The investment model of using an external administration company (KVG) and the internal governance framework implemented in 2019 has proven robust during the pandemic. In the review performed by external auditors in July 2020, the EPOTIF setup was once again certified to be of high professional quality.
At the time of EPOTIF's launch, the Office committed to the Budget and Finance Committee to review the EPO Investment Guidelines within three years. The review is scheduled to be completed by the end of the second quarter of 2021.
The EPO is fully committed to promoting sustainability and reducing its environmental footprint, with the overarching goal of going CO2-neutral by 2030. In 2009, the Office adopted the Eco-Management and Audit Scheme as the framework for minimising its environmental impact and fostering a sustainable work environment for staff.

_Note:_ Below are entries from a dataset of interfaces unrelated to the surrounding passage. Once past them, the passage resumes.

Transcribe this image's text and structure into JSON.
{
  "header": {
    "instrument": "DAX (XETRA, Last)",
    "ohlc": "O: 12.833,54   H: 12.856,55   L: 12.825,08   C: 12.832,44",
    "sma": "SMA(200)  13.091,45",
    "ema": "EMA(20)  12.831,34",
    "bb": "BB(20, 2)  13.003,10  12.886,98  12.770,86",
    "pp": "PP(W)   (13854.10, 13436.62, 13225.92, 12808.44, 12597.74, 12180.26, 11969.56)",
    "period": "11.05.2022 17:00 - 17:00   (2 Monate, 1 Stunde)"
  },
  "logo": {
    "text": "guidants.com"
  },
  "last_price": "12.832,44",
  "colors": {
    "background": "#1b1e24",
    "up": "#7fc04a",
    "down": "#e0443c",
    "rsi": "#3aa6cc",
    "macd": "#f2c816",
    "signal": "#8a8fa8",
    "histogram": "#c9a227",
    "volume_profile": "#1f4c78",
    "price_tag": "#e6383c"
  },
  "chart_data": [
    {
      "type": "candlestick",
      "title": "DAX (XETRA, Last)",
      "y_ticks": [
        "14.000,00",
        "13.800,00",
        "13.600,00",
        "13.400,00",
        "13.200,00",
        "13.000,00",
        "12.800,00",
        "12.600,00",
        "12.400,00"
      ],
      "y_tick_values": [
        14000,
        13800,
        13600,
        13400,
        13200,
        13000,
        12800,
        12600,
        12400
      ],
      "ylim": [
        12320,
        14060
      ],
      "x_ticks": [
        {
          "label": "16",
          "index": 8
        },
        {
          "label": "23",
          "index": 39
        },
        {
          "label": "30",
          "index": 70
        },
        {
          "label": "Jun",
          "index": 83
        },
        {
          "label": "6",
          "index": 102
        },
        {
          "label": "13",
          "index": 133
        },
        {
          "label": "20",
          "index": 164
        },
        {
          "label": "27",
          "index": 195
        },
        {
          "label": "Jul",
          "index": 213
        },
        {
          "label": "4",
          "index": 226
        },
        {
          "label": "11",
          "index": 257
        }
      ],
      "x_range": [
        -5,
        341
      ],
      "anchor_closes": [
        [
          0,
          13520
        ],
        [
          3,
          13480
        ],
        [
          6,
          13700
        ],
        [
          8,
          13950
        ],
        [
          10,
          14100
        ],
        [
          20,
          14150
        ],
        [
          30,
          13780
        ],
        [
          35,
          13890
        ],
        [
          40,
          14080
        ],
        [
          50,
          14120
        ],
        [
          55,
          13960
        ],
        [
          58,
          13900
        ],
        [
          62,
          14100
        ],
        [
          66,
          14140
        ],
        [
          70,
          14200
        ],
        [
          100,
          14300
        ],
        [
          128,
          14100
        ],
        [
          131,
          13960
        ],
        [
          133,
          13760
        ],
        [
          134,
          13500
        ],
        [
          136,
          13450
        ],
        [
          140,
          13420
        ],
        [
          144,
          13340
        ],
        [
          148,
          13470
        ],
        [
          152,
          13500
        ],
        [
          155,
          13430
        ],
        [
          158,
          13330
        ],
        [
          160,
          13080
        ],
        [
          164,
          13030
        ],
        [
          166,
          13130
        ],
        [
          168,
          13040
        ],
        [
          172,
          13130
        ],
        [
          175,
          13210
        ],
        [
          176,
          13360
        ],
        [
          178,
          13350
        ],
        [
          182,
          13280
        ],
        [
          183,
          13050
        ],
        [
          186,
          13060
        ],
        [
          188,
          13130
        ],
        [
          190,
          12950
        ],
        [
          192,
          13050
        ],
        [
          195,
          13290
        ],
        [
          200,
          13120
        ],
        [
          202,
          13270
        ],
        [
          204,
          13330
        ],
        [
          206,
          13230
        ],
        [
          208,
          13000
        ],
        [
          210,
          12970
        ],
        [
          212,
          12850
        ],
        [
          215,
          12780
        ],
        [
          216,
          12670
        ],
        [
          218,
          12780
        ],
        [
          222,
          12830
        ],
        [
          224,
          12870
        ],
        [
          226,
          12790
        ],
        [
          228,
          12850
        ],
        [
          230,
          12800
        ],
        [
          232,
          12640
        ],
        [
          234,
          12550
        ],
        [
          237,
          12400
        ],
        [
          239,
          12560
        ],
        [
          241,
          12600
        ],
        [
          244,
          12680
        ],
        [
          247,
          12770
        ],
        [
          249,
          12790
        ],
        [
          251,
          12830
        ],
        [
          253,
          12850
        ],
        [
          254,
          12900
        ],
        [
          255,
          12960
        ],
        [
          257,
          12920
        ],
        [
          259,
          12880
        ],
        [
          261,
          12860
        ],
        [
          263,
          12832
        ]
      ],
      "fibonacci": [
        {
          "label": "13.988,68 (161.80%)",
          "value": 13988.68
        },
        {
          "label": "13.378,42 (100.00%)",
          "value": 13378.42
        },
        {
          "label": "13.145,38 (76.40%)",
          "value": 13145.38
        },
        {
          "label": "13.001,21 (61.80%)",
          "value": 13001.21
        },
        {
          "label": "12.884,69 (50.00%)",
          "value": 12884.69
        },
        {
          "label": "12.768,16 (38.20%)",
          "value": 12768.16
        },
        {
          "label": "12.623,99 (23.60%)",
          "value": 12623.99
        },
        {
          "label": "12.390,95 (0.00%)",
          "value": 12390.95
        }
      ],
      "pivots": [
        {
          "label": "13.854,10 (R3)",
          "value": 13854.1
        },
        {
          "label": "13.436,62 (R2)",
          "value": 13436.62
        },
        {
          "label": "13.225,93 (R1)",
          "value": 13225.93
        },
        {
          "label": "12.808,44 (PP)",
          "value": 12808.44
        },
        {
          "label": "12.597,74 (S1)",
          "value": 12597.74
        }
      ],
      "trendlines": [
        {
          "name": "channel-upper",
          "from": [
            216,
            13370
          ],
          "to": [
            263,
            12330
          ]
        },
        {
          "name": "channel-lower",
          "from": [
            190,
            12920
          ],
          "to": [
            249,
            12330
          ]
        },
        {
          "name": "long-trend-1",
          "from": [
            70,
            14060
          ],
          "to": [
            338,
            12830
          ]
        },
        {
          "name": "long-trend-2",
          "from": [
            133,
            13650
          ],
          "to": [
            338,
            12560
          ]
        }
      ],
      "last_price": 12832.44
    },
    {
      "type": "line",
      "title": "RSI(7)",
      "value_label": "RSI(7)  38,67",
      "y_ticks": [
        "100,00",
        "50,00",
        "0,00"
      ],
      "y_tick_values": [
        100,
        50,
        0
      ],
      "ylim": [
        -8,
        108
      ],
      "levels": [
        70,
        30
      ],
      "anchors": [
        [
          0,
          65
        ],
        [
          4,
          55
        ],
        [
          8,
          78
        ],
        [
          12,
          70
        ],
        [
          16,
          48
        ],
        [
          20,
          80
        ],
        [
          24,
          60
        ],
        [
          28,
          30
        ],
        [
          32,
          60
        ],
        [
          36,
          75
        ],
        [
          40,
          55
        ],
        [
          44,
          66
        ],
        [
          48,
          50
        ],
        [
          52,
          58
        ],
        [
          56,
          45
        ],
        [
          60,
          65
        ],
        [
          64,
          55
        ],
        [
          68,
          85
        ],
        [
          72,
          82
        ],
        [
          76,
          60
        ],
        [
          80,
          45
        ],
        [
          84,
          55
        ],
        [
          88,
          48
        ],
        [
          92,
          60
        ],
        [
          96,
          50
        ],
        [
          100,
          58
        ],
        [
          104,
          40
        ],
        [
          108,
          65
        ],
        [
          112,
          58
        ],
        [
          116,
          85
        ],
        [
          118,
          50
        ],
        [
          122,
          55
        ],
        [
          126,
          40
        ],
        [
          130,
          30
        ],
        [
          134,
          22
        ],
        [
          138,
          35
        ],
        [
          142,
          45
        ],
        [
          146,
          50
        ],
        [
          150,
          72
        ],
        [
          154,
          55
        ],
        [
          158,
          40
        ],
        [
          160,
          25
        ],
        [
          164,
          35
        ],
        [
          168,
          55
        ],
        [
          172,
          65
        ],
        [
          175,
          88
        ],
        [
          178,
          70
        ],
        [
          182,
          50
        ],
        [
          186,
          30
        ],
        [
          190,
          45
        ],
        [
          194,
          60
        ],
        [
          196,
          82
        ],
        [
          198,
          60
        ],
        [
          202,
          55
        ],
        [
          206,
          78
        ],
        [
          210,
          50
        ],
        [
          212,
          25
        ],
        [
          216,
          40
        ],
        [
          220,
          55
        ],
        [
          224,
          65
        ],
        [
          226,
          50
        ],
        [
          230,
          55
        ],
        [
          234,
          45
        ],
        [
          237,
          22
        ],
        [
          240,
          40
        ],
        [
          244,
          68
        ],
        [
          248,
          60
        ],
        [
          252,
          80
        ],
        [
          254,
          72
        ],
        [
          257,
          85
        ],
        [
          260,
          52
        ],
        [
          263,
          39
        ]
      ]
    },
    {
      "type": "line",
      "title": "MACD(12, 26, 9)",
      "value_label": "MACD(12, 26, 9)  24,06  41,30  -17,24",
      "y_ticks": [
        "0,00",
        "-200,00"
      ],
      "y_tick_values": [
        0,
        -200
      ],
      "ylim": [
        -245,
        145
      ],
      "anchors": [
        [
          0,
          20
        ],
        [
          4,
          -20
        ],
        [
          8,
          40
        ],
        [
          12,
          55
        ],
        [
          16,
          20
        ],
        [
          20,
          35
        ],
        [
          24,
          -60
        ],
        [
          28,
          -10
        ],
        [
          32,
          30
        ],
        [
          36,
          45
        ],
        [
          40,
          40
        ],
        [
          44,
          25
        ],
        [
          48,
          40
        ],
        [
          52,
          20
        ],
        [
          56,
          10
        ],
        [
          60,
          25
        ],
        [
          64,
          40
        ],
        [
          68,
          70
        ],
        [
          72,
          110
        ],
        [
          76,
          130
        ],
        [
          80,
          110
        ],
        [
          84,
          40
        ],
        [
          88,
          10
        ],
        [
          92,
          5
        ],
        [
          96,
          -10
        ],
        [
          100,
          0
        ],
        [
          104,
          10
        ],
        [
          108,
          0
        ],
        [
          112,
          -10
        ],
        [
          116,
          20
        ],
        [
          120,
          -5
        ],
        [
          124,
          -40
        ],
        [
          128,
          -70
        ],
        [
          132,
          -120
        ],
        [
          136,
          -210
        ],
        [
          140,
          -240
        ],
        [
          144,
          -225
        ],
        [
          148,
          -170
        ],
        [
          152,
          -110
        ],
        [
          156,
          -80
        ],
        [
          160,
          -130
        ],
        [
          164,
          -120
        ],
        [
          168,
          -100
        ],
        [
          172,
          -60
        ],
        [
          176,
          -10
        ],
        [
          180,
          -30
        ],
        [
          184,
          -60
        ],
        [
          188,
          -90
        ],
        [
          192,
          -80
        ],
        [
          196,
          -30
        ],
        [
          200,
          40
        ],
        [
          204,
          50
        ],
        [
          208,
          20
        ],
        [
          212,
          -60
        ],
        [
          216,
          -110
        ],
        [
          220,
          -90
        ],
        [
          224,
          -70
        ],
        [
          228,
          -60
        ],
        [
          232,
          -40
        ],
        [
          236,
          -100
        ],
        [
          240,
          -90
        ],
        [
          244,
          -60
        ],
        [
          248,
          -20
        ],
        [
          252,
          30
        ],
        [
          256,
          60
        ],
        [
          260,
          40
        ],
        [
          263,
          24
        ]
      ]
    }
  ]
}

In 2020, initiatives launched by the EPO under SP2023, and accelerated by developments related to the pandemic, delivered some impressive early wins.
The digitalisation of workflows in the EPO's core processes, for example, led to a dramatic drop in paper consumption. In 2020, the EPO used 58.7 million fewer sheets of paper than in 2019, representing a significant decrease of 47.5%. An 80% decrease in duty travel during 2020 also resulted in a drastic reduction in CO2 emissions. This was largely due to the pandemic, but accelerated a positive trend proactively supported by changes to the EPO's travel policy in favour of online meetings. Similar trends were seen in the generation of waste, which decreased by 39.8% compared to 2019.
In addition, a series of awareness-raising activities including digital seminars and the Global Digital Clean-up Day involved staff in fostering "greener IT" and "green by IT" solutions at the EPO.
Public trust in the EPO and its services
As a public institution, the EPO provides services for civil society, users and partner offices and organisations. To this end, it is essential that the EPO provide tools and products that are readily available, recognisable and usable. But it is equally important that the public can fully rely on the services and information offered under the name of (or associated with) the EPO, and that the EPO ensures that its name and position - and the trust it is afforded - are not used for unauthorised purposes or by other parties. To preserve the public's trust in the EPO and its services, the Office initiated the "IP strategy" project under SP2023 in 2020.
As a global standard-setter in IP, the EPO also has an active role to play in raising awareness of patents and their positive impact on the economy and society. The "Outreach and awareness" programme aims to inform and inspire the general public, younger generations and the local communities of the EPO's host cities. With this programme, the Office aims to:
Key achievements in 2020: